Planning in London April – June 2020 – Making Better Places by Hugh Petter
Hugh Petter introduces a book on the work of ADAM Architecture – Making Better Places in Planning in London April – June 2020 edition
Those of us involved each day with development will know that the whole planning system is gummed up with red tape. We wrestle with endless single interest groups, and all too often the vision can get diluted in a battle where just getting to the end of the process becomes the main objective, rather than creating better places. The Building Better Building Beautiful Commission’s final report, launched in January this year acknowledges this core problem. Several directors of ADAM Architecture gave evidence to that Commission. The publication of ADAM’s new book, Making Better Places, is timed to coincide with this launch, and to show by example how some of the recurrent problems that blight too much new development in the UK can be overcome.
There is much to be learned from looking at local settlement patterns. Why are streets and squares the shape and size that they are; how do their characteristics relate to topography, climate, geology, local building materials, etc? Before cheap fossil fuels, settlements grew in a low carbon way because there was not the luxury to do otherwise, and the same is true for vernacular architecture. They are regionally distinctive, adaptable, beautiful and enduring. They encourage low carbon patterns of living, which can be complemented with low carbon buildings. The latter on their own, are not enough. At a time of huge pent up demand for new housing, it is depressing how often successive Governments have focused upon the carbon footprint of the building. But in urban places, over time, buildings come and go, yet the layout of the place endures. Unless we get the place right, we are leaving a poisoned legacy for future generations.
In the early 1990s ADAM Architecture was commissioned to bring forward two developments in Somerset by the Duchy of Cornwall at the same time that Leon Krier was beginning work on Poundbury. Since then the practice has grown a significant portfolio of work with the Duchy and other landed estates, pension funds, developers and local authorities to bring development at various scales across the UK.
ADAM Architecture have developed ways of working in close collaboration with local interest groups and the community to tailor a vision and development brief that reflects their needs; providing good quality housing that reflects the best aspects of local architectural character; integrating affordable housing seamlessly in tenure-blind clusters through the site; promoting home working and small businesses, and ensuring that most if not all of the facilities one needs for everyday life are within a ten minute walk of each house on the development. These projects are rooted in their sites, and make a virtue both of topography and the natural attributes of the setting.

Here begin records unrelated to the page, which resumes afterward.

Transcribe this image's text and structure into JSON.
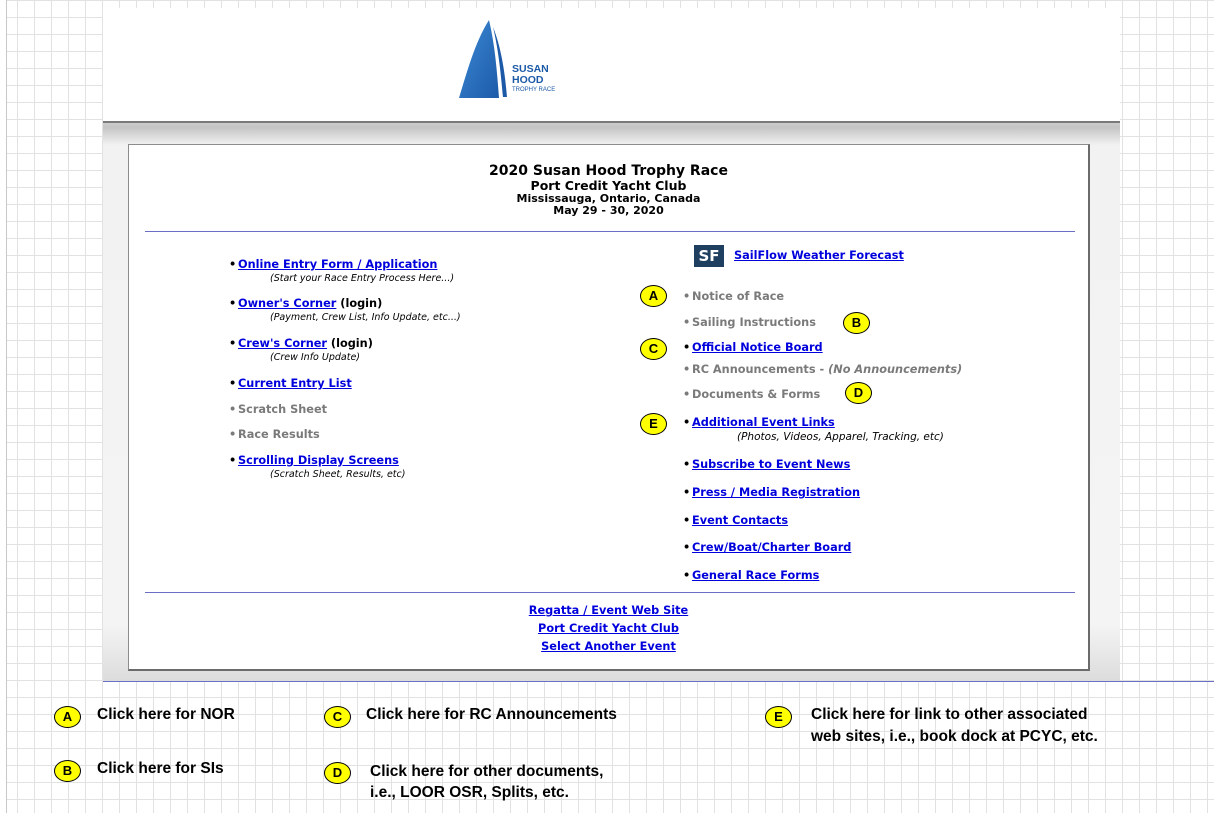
{
  "logo": {
    "line1": "SUSAN",
    "line2": "HOOD",
    "line3": "TROPHY RACE"
  },
  "event": {
    "title": "2020 Susan Hood Trophy Race",
    "club": "Port Credit Yacht Club",
    "location": "Mississauga, Ontario, Canada",
    "dates": "May 29 - 30, 2020"
  },
  "left_menu": {
    "entry_form": {
      "label": "Online Entry Form / Application",
      "note": "(Start your Race Entry Process Here...)"
    },
    "owners_corner": {
      "label": "Owner's Corner",
      "suffix": "(login)",
      "note": "(Payment, Crew List, Info Update, etc...)"
    },
    "crews_corner": {
      "label": "Crew's Corner",
      "suffix": "(login)",
      "note": "(Crew Info Update)"
    },
    "entry_list": {
      "label": "Current Entry List"
    },
    "scratch_sheet": {
      "label": "Scratch Sheet"
    },
    "race_results": {
      "label": "Race Results"
    },
    "scrolling": {
      "label": "Scrolling Display Screens",
      "note": "(Scratch Sheet, Results, etc)"
    }
  },
  "right_menu": {
    "sf_badge": "SF",
    "weather": {
      "label": "SailFlow Weather Forecast"
    },
    "nor": {
      "label": "Notice of Race"
    },
    "sailing_instructions": {
      "label": "Sailing Instructions"
    },
    "notice_board": {
      "label": "Official Notice Board"
    },
    "rc_announcements": {
      "label": "RC Announcements - ",
      "note": "(No Announcements)"
    },
    "documents": {
      "label": "Documents & Forms"
    },
    "event_links": {
      "label": "Additional Event Links",
      "note": "(Photos, Videos, Apparel, Tracking, etc)"
    },
    "subscribe": {
      "label": "Subscribe to Event News"
    },
    "press": {
      "label": "Press / Media Registration"
    },
    "contacts": {
      "label": "Event Contacts"
    },
    "crew_board": {
      "label": "Crew/Boat/Charter Board"
    },
    "race_forms": {
      "label": "General Race Forms"
    }
  },
  "footer_links": {
    "regatta_site": "Regatta / Event Web Site",
    "club_site": "Port Credit Yacht Club",
    "select_event": "Select Another Event"
  },
  "markers": {
    "a": "A",
    "b": "B",
    "c": "C",
    "d": "D",
    "e": "E"
  },
  "legend": {
    "a": "Click here for NOR",
    "b": "Click here for SIs",
    "c": "Click here for RC Announcements",
    "d_line1": "Click here for other documents,",
    "d_line2": "i.e., LOOR OSR, Splits, etc.",
    "e_line1": "Click here for link to other associated",
    "e_line2": "web sites, i.e., book dock at PCYC, etc."
  },
  "colors": {
    "link": "#0000dd",
    "disabled": "#7a7a7a",
    "rule": "#6a6fc6",
    "marker": "#ffff00",
    "sf_badge": "#1f3f61"
  }
}
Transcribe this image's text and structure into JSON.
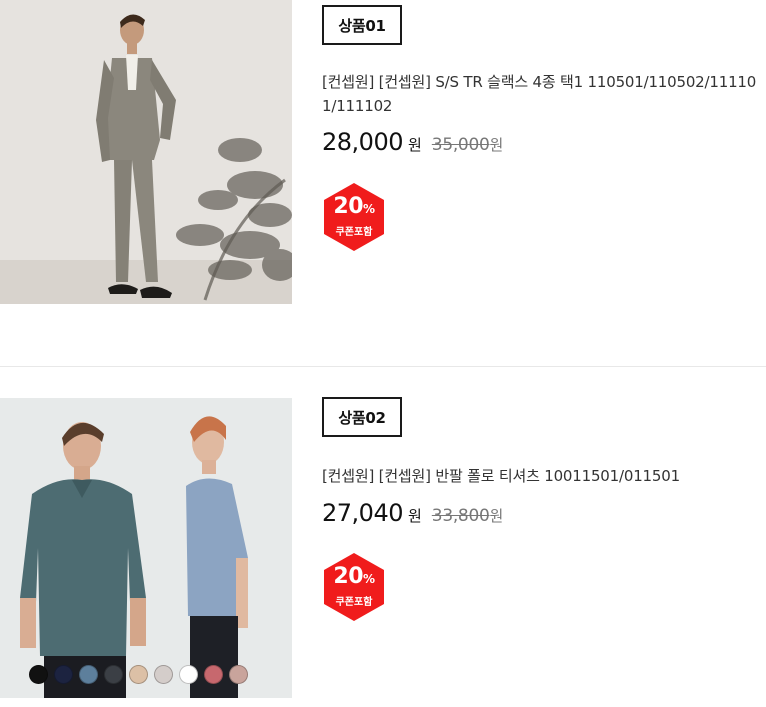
{
  "products": [
    {
      "tag": "상품01",
      "name": "[컨셉원] [컨셉원] S/S TR 슬랙스 4종 택1 110501/110502/111101/111102",
      "price": "28,000",
      "currency": "원",
      "original_price": "35,000",
      "original_currency": "원",
      "discount_value": "20",
      "discount_unit": "%",
      "discount_label": "쿠폰포함",
      "image": "man-in-grey-suit-photo"
    },
    {
      "tag": "상품02",
      "name": "[컨셉원] [컨셉원] 반팔 폴로 티셔츠 10011501/011501",
      "price": "27,040",
      "currency": "원",
      "original_price": "33,800",
      "original_currency": "원",
      "discount_value": "20",
      "discount_unit": "%",
      "discount_label": "쿠폰포함",
      "image": "two-men-in-polo-shirts-photo",
      "color_swatches": [
        "#111111",
        "#1c2340",
        "#5d7f9c",
        "#3b3f45",
        "#dcc0a6",
        "#d4cdca",
        "#ffffff",
        "#c7686e",
        "#c9a49c"
      ]
    }
  ],
  "colors": {
    "badge_red": "#f01c1c",
    "tag_border": "#1a1a1a",
    "divider": "#e8e8e8"
  }
}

Conceived through a long term strategic masterplan to create a coherent vision and regulated through delivery, the larger sites can become fully functioning towns, capable of adaptation over time as needs change, and indeed of future expansion.
By working closely with local materials suppliers, the practice has developed ways of integrating local materials and details into their designs, so infusing the new places with local identity and spreading the economic warmth of the development to benefit the local economy. Working in partnership with housebuilders, many of the new homes on ADAM’s schemes are standard housebuilder product with bespoke elevations and boundary treatments, so limiting the abnormal costs of development. In this way, the hierarchy of streets required by the movement network is reinforced by the character of the architecture that defines those streets.
Home working is increasingly popular – more than 20% in some areas, and rising – so the wholesale provision of fibre optic broadband is imperative. Encouraging people to work from home helps at least to some degree in enabling new settlements to consume their own smoke, with people both living and working within their settlement. The Duchy’s model is 1 job per household and at Poundbury they have more than achieved this. The early creation of small employment units at Nansledan in Cornwall has already proved extremely popular.
Food forms 22% of our carbon footprint and so encouraging residents to take an interest in growing their own food is important. An edible streets planting strategy helps create a distinctive place, and allotments and community orchards are an effective way of bringing a new community together. ADAM’s residential squares often combine play spaces and allotments.
Working with the Duchy, ADAM have applied these principles at Nansledan, the Duchy of Cornwall’s urban extension to Newquay. The approach has proved very popular locally, on account of which the initial allocation of 400 homes has grown now to 4000.
There is solid evidence to show that ADAM’s approach to development creates a social and economic dividend. Cost and Value, researched and published by Charlie Dugdale of Knight Frank on behalf of the Building Better Building Beautiful Commission in early March 2020, includes several analysis and photographs of several ADAM projects, and demonstrates the added social and economic value of this approach.
View a pdf copy of the article from Planning in London
Download a pdf copy of the Making Better Places book here.